--- The records ---
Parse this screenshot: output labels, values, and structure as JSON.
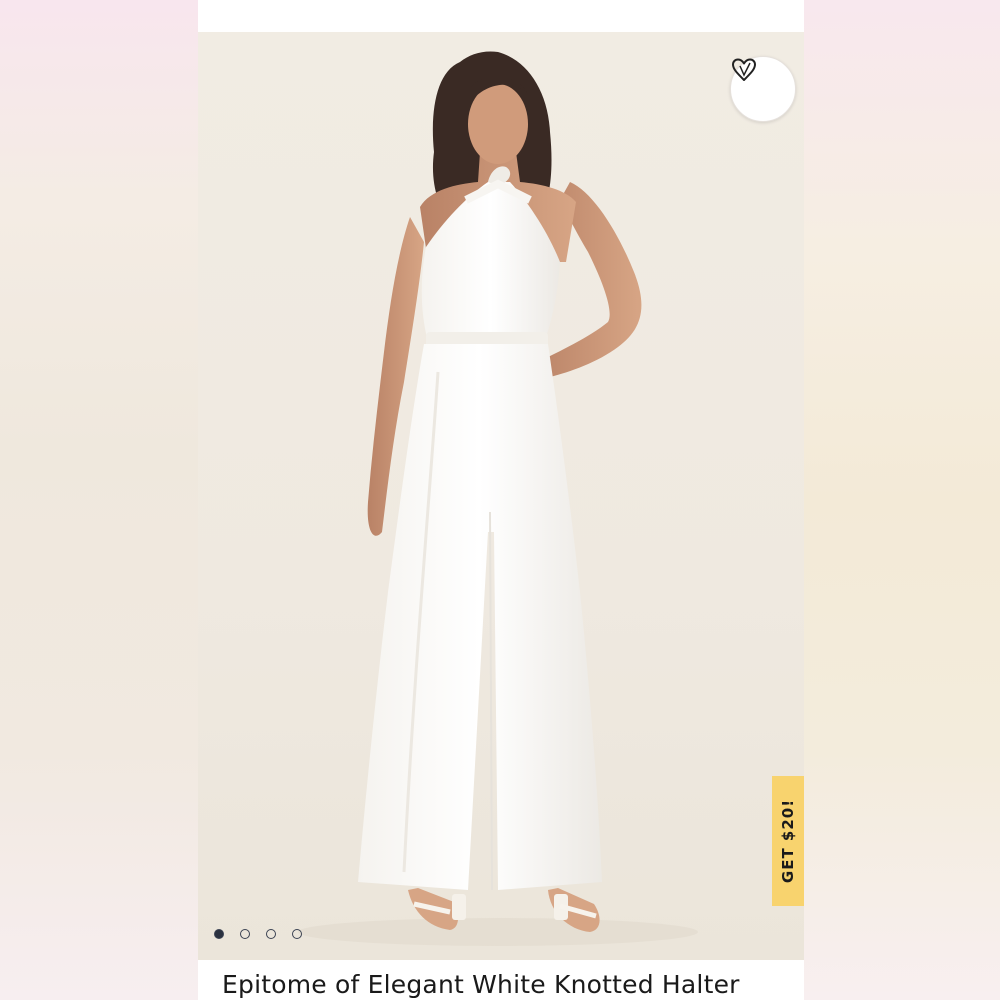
{
  "product": {
    "title": "Epitome of Elegant White Knotted Halter"
  },
  "gallery": {
    "image_count": 4,
    "active_index": 0,
    "favorite_icon": "heart-outline-icon"
  },
  "promo": {
    "label": "GET $20!",
    "color": "#f8d36e"
  }
}
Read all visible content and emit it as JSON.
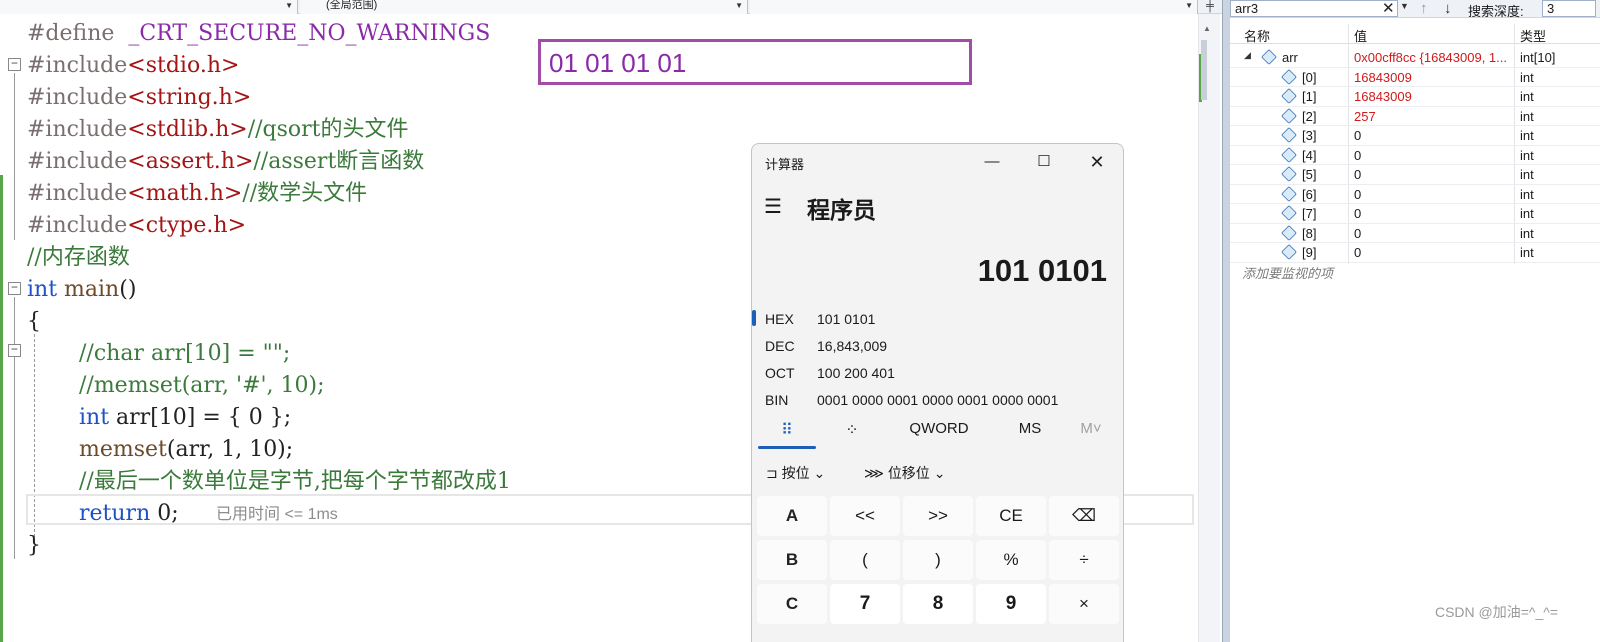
{
  "nav": {
    "combo_middle": "(全局范围)",
    "split_icon": "split-icon"
  },
  "code": {
    "lines": [
      {
        "pp": "#define",
        "rest": "_CRT_SECURE_NO_WARNINGS"
      },
      {
        "pp": "#include",
        "inc": "<stdio.h>"
      },
      {
        "pp": "#include",
        "inc": "<string.h>"
      },
      {
        "pp": "#include",
        "inc": "<stdlib.h>",
        "com": "//qsort的头文件"
      },
      {
        "pp": "#include",
        "inc": "<assert.h>",
        "com": "//assert断言函数"
      },
      {
        "pp": "#include",
        "inc": "<math.h>",
        "com": "//数学头文件"
      },
      {
        "pp": "#include",
        "inc": "<ctype.h>"
      },
      {
        "com": "//内存函数"
      },
      {
        "kw": "int",
        "fn": "main",
        "txt": "()"
      },
      {
        "txt": "{"
      },
      {
        "com": "//char arr[10] = \"\";"
      },
      {
        "com": "//memset(arr, '#', 10);"
      },
      {
        "kw": "int",
        "txt": " arr[10] = { 0 };"
      },
      {
        "fn": "memset",
        "txt": "(arr, 1, 10);"
      },
      {
        "com": "//最后一个数单位是字节,把每个字节都改成1"
      },
      {
        "kw": "return",
        "txt": " 0;"
      },
      {
        "txt": "}"
      }
    ],
    "elapsed_hint": "已用时间 <= 1ms"
  },
  "memory": {
    "text": "01 01 01 01"
  },
  "calculator": {
    "title": "计算器",
    "mode": "程序员",
    "display": "101 0101",
    "radix": [
      {
        "label": "HEX",
        "value": "101 0101"
      },
      {
        "label": "DEC",
        "value": "16,843,009"
      },
      {
        "label": "OCT",
        "value": "100 200 401"
      },
      {
        "label": "BIN",
        "value": "0001 0000 0001 0000 0001 0000 0001"
      }
    ],
    "tabs": {
      "keypad_icon": "keypad-icon",
      "bitflip_icon": "bit-toggle-icon",
      "word": "QWORD",
      "ms": "MS",
      "mv": "M˅"
    },
    "ops": {
      "bitwise": "按位",
      "shift": "位移位"
    },
    "keys": [
      [
        "A",
        "<<",
        ">>",
        "CE",
        "⌫"
      ],
      [
        "B",
        "(",
        ")",
        "%",
        "÷"
      ],
      [
        "C",
        "7",
        "8",
        "9",
        "×"
      ]
    ]
  },
  "watch": {
    "search_value": "arr3",
    "depth_label": "搜索深度:",
    "depth_value": "3",
    "headers": {
      "name": "名称",
      "value": "值",
      "type": "类型"
    },
    "root": {
      "name": "arr",
      "value": "0x00cff8cc {16843009, 1...",
      "type": "int[10]"
    },
    "items": [
      {
        "name": "[0]",
        "value": "16843009",
        "type": "int",
        "changed": true
      },
      {
        "name": "[1]",
        "value": "16843009",
        "type": "int",
        "changed": true
      },
      {
        "name": "[2]",
        "value": "257",
        "type": "int",
        "changed": true
      },
      {
        "name": "[3]",
        "value": "0",
        "type": "int",
        "changed": false
      },
      {
        "name": "[4]",
        "value": "0",
        "type": "int",
        "changed": false
      },
      {
        "name": "[5]",
        "value": "0",
        "type": "int",
        "changed": false
      },
      {
        "name": "[6]",
        "value": "0",
        "type": "int",
        "changed": false
      },
      {
        "name": "[7]",
        "value": "0",
        "type": "int",
        "changed": false
      },
      {
        "name": "[8]",
        "value": "0",
        "type": "int",
        "changed": false
      },
      {
        "name": "[9]",
        "value": "0",
        "type": "int",
        "changed": false
      }
    ],
    "add_hint": "添加要监视的项"
  },
  "watermark": "CSDN @加油=^_^=",
  "colors": {
    "keyword": "#1e50c8",
    "comment": "#3b7a3b",
    "include": "#a31515",
    "macro": "#8a2aa8",
    "changed_value": "#d11a1a",
    "calc_accent": "#1b5fb8"
  }
}
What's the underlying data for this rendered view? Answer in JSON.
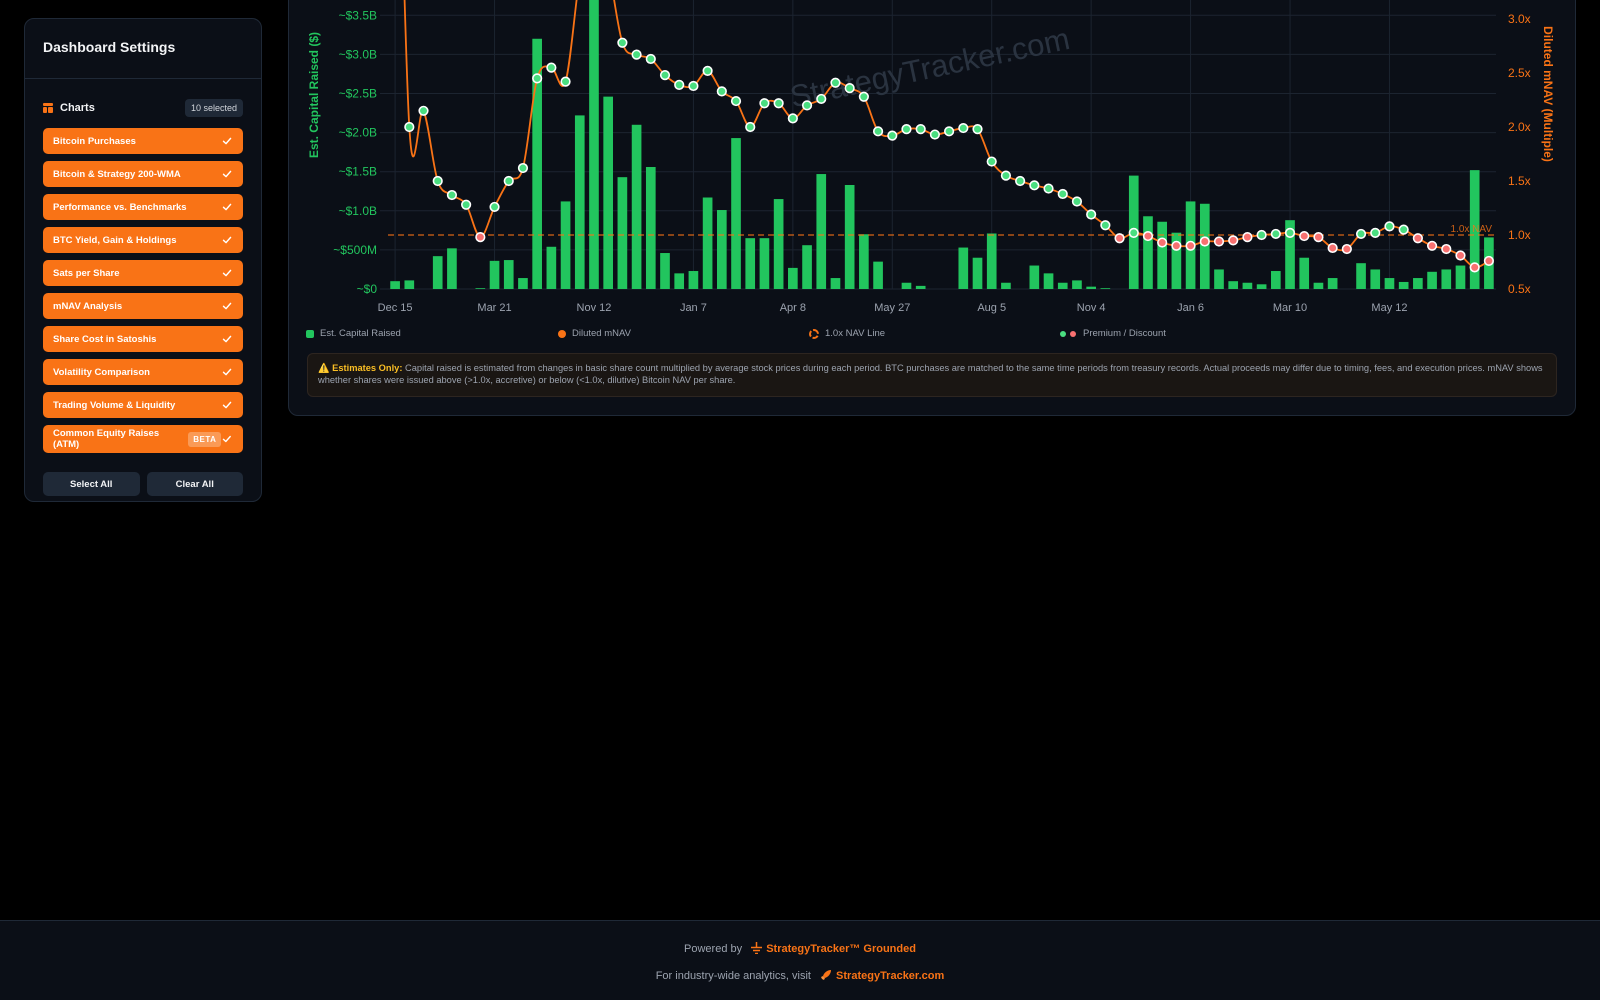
{
  "sidebar": {
    "title": "Dashboard Settings",
    "section_label": "Charts",
    "selected_count": "10 selected",
    "items": [
      {
        "label": "Bitcoin Purchases",
        "checked": true
      },
      {
        "label": "Bitcoin & Strategy 200-WMA",
        "checked": true
      },
      {
        "label": "Performance vs. Benchmarks",
        "checked": true
      },
      {
        "label": "BTC Yield, Gain & Holdings",
        "checked": true
      },
      {
        "label": "Sats per Share",
        "checked": true
      },
      {
        "label": "mNAV Analysis",
        "checked": true
      },
      {
        "label": "Share Cost in Satoshis",
        "checked": true
      },
      {
        "label": "Volatility Comparison",
        "checked": true
      },
      {
        "label": "Trading Volume & Liquidity",
        "checked": true
      },
      {
        "label": "Common Equity Raises (ATM)",
        "checked": true,
        "badge": "BETA"
      }
    ],
    "select_all_label": "Select All",
    "clear_all_label": "Clear All",
    "accent_color": "#f97316"
  },
  "chart_data": {
    "type": "bar",
    "watermark": "StrategyTracker.com",
    "ylabel_left": "Est. Capital Raised ($)",
    "ylabel_right": "Diluted mNAV (Multiple)",
    "left_ticks": [
      "~$0",
      "~$500M",
      "~$1.0B",
      "~$1.5B",
      "~$2.0B",
      "~$2.5B",
      "~$3.0B",
      "~$3.5B"
    ],
    "right_ticks": [
      "0.5x",
      "1.0x",
      "1.5x",
      "2.0x",
      "2.5x",
      "3.0x"
    ],
    "x_tick_labels": [
      "Dec 15",
      "Mar 21",
      "Nov 12",
      "Jan 7",
      "Apr 8",
      "May 27",
      "Aug 5",
      "Nov 4",
      "Jan 6",
      "Mar 10",
      "May 12"
    ],
    "x_tick_index": [
      0,
      7,
      14,
      21,
      28,
      35,
      42,
      49,
      56,
      63,
      70
    ],
    "ylim_left": [
      0,
      3500000000
    ],
    "ylim_right": [
      0.5,
      3.0
    ],
    "nav_line_label": "1.0x NAV",
    "nav_line_value": 1.0,
    "grid": true,
    "bar_color": "#22c55e",
    "line_color": "#f97316",
    "premium_color": "#4ade80",
    "discount_color": "#f87171",
    "legend_position": "bottom",
    "series": [
      {
        "name": "Est. Capital Raised",
        "values": [
          100000000,
          110000000,
          0,
          420000000,
          520000000,
          0,
          10000000,
          360000000,
          370000000,
          140000000,
          3200000000,
          540000000,
          1120000000,
          2220000000,
          3700000000,
          2460000000,
          1430000000,
          2100000000,
          1560000000,
          460000000,
          200000000,
          230000000,
          1170000000,
          1010000000,
          1930000000,
          650000000,
          650000000,
          1150000000,
          270000000,
          560000000,
          1470000000,
          140000000,
          1330000000,
          700000000,
          350000000,
          0,
          80000000,
          40000000,
          0,
          0,
          530000000,
          400000000,
          710000000,
          80000000,
          0,
          300000000,
          200000000,
          80000000,
          110000000,
          30000000,
          10000000,
          0,
          1450000000,
          930000000,
          860000000,
          720000000,
          1120000000,
          1090000000,
          250000000,
          100000000,
          80000000,
          60000000,
          230000000,
          880000000,
          400000000,
          80000000,
          140000000,
          0,
          330000000,
          250000000,
          140000000,
          90000000,
          140000000,
          220000000,
          250000000,
          300000000,
          1520000000,
          660000000
        ]
      },
      {
        "name": "Diluted mNAV",
        "values": [
          6.5,
          2.0,
          2.15,
          1.5,
          1.37,
          1.28,
          0.98,
          1.26,
          1.5,
          1.62,
          2.45,
          2.55,
          2.42,
          3.4,
          4.1,
          3.5,
          2.78,
          2.67,
          2.63,
          2.48,
          2.39,
          2.38,
          2.52,
          2.33,
          2.24,
          2.0,
          2.22,
          2.22,
          2.08,
          2.2,
          2.26,
          2.41,
          2.36,
          2.28,
          1.96,
          1.92,
          1.98,
          1.98,
          1.93,
          1.96,
          1.99,
          1.98,
          1.68,
          1.55,
          1.5,
          1.46,
          1.43,
          1.38,
          1.31,
          1.19,
          1.09,
          0.97,
          1.02,
          0.99,
          0.93,
          0.9,
          0.9,
          0.94,
          0.94,
          0.95,
          0.98,
          1.0,
          1.01,
          1.02,
          0.99,
          0.98,
          0.88,
          0.87,
          1.01,
          1.02,
          1.08,
          1.05,
          0.97,
          0.9,
          0.87,
          0.81,
          0.7,
          0.76
        ]
      }
    ]
  },
  "legend": {
    "capital": "Est. Capital Raised",
    "mnav": "Diluted mNAV",
    "nav_line": "1.0x NAV Line",
    "premium": "Premium / Discount"
  },
  "notice": {
    "title": "⚠️ Estimates Only:",
    "body": "Capital raised is estimated from changes in basic share count multiplied by average stock prices during each period. BTC purchases are matched to the same time periods from treasury records. Actual proceeds may differ due to timing, fees, and execution prices. mNAV shows whether shares were issued above (>1.0x, accretive) or below (<1.0x, dilutive) Bitcoin NAV per share."
  },
  "footer": {
    "powered_by": "Powered by",
    "brand": "StrategyTracker™ Grounded",
    "visit_text": "For industry-wide analytics, visit",
    "visit_link": "StrategyTracker.com"
  }
}
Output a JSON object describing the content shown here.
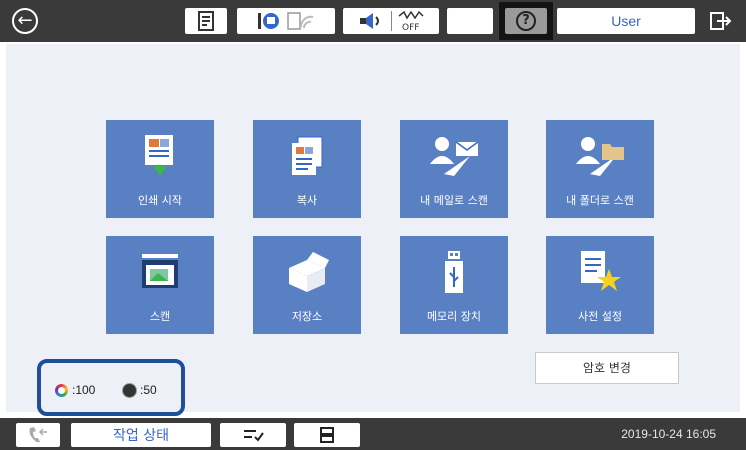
{
  "topbar": {
    "user_label": "User",
    "wifi_status": "wifi-off",
    "sound_status": "volume-on",
    "network_status": "OFF"
  },
  "tiles": [
    {
      "label": "인쇄 시작",
      "icon": "print-from-device-icon"
    },
    {
      "label": "복사",
      "icon": "copy-icon"
    },
    {
      "label": "내 메일로 스캔",
      "icon": "scan-to-my-email-icon"
    },
    {
      "label": "내 폴더로 스캔",
      "icon": "scan-to-my-folder-icon"
    },
    {
      "label": "스캔",
      "icon": "scan-icon"
    },
    {
      "label": "저장소",
      "icon": "storage-box-icon"
    },
    {
      "label": "메모리 장치",
      "icon": "usb-memory-icon"
    },
    {
      "label": "사전 설정",
      "icon": "presets-icon"
    }
  ],
  "password_button": "암호 변경",
  "ink": {
    "color_value": ":100",
    "black_value": ":50"
  },
  "bottombar": {
    "job_status_label": "작업 상태",
    "datetime": "2019-10-24 16:05"
  },
  "colors": {
    "tile": "#5a80c4",
    "bar": "#3a3a3a",
    "accent": "#3566c9",
    "highlight": "#1f4f96"
  }
}
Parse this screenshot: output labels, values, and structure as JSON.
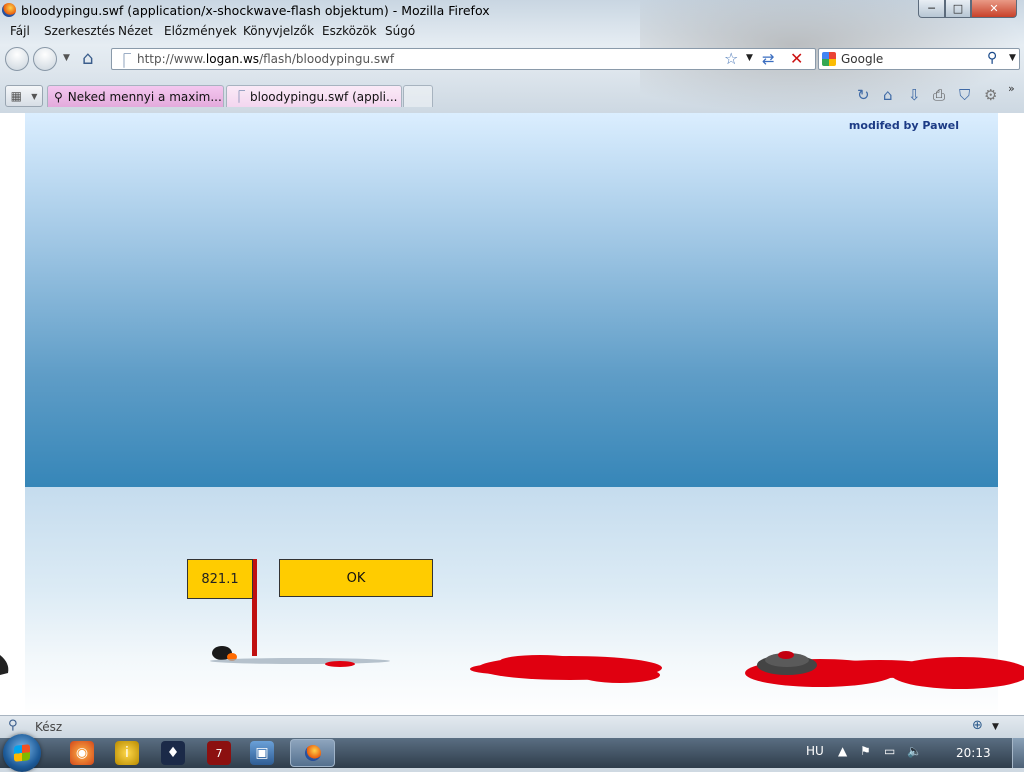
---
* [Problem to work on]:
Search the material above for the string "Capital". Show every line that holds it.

* [Response]:
    "ylabel_left": "Est. Capital Raised ($)",
        "name": "Est. Capital Raised",
    "capital": "Est. Capital Raised",
    "body": "Capital raised is estimated from changes in basic share count multiplied by average stock prices during each period. BTC purchases are matched to the same time periods from treasury records. Actual proceeds may differ due to timing, fees, and execution prices. mNAV shows whether shares were issued above (>1.0x, accretive) or below (<1.0x, dilutive) Bitcoin NAV per share."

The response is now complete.